Influenza B, which often affects children and young adults more than older adults, AJC reporter Helena Oliviero wrote, has been the dominant strain so far. However, limited testing data is suggesting this year's flu vaccine is a better match for Influenza A.
Jade had received no vaccination, however. Jade’s mother, Amanda Phillips, made sure her daughters got their flu shots in March 2019, but said she didn’t realize they weren’t good for a full year.
Phillips and her husband, Stephen DeLucia, learned Christmas Day the flu had affected Jade’s brain, CNN reported.
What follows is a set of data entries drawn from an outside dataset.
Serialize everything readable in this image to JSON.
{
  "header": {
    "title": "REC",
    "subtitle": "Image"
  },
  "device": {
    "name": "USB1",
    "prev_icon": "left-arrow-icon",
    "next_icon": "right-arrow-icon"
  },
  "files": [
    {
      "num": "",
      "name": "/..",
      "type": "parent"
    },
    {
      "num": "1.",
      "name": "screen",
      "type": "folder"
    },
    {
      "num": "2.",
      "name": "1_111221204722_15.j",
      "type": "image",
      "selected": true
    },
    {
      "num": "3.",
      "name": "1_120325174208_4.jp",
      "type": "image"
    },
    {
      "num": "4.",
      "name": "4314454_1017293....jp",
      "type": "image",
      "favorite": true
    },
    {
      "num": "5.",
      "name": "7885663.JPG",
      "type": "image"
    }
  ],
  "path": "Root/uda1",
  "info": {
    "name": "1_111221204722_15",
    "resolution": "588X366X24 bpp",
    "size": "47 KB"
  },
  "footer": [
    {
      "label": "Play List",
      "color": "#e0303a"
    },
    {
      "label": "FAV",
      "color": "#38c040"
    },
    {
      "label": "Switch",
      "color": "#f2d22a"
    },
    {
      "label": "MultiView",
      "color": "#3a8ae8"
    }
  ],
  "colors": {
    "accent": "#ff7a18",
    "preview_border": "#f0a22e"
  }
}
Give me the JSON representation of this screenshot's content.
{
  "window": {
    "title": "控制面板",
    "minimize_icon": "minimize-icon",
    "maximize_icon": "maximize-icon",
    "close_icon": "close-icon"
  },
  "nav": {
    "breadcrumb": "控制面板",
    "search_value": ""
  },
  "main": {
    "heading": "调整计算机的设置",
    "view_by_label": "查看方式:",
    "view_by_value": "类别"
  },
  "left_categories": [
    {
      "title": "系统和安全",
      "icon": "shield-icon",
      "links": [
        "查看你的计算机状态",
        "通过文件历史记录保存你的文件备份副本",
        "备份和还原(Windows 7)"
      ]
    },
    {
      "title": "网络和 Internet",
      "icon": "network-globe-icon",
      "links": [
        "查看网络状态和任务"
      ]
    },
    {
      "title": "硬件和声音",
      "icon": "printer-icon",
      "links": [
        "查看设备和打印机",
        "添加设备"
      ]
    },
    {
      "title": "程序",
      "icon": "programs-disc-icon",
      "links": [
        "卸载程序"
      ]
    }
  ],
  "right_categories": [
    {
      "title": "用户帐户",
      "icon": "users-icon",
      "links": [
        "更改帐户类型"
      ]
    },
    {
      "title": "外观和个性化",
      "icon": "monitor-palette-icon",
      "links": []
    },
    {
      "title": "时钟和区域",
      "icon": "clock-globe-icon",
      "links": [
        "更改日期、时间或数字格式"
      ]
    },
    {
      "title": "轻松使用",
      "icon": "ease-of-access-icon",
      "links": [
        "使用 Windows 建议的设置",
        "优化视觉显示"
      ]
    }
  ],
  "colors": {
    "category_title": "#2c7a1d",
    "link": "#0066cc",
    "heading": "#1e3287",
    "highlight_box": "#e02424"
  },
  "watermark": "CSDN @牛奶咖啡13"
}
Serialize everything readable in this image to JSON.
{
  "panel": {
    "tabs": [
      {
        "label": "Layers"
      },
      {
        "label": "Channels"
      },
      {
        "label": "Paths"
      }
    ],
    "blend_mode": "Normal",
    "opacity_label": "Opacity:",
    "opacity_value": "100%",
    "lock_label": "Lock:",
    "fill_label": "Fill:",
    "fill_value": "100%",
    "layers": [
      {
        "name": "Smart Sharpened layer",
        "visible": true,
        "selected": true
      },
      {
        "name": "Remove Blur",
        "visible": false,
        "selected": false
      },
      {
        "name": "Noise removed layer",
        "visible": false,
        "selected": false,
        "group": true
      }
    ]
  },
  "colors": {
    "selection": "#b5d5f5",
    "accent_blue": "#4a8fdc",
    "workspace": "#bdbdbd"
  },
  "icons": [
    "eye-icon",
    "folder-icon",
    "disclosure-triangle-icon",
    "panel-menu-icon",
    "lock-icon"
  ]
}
"They said she had significant brain damage. They said our child might not ever wake up, and if she did, she might not ever be the same," Phillips said.
» Flu season shaping up to be one of the worst in years
Jade woke up on New Year’s Day and slowly began to improve. Less than a week later, though, Phillips noticed her daughter wasn’t looking at objects in front of her. An ophthalmologist said Jade’s eyes were fine. It was her brain that wasn’t working, Czech told the parents.
"(The flu) affected the part of her brain that perceives sight, and we don't know if she's going to get her vision back," Czech, Jade's neurologist, told CNN. "In about three to six months from now we'll know. Whatever recovery she has at six months, that's likely all she's going to get."
It’s not too late to get your flu shot.
The flu vaccine remains the best form of defense against the flu, according to Children's Healthcare of Atlanta System Medical Director of Infectious Diseases Dr. Andi Shane and other doctors and experts here and across the country, Oliviero wrote. It's Shane's No. 1 tip for protecting you and your family from the flu.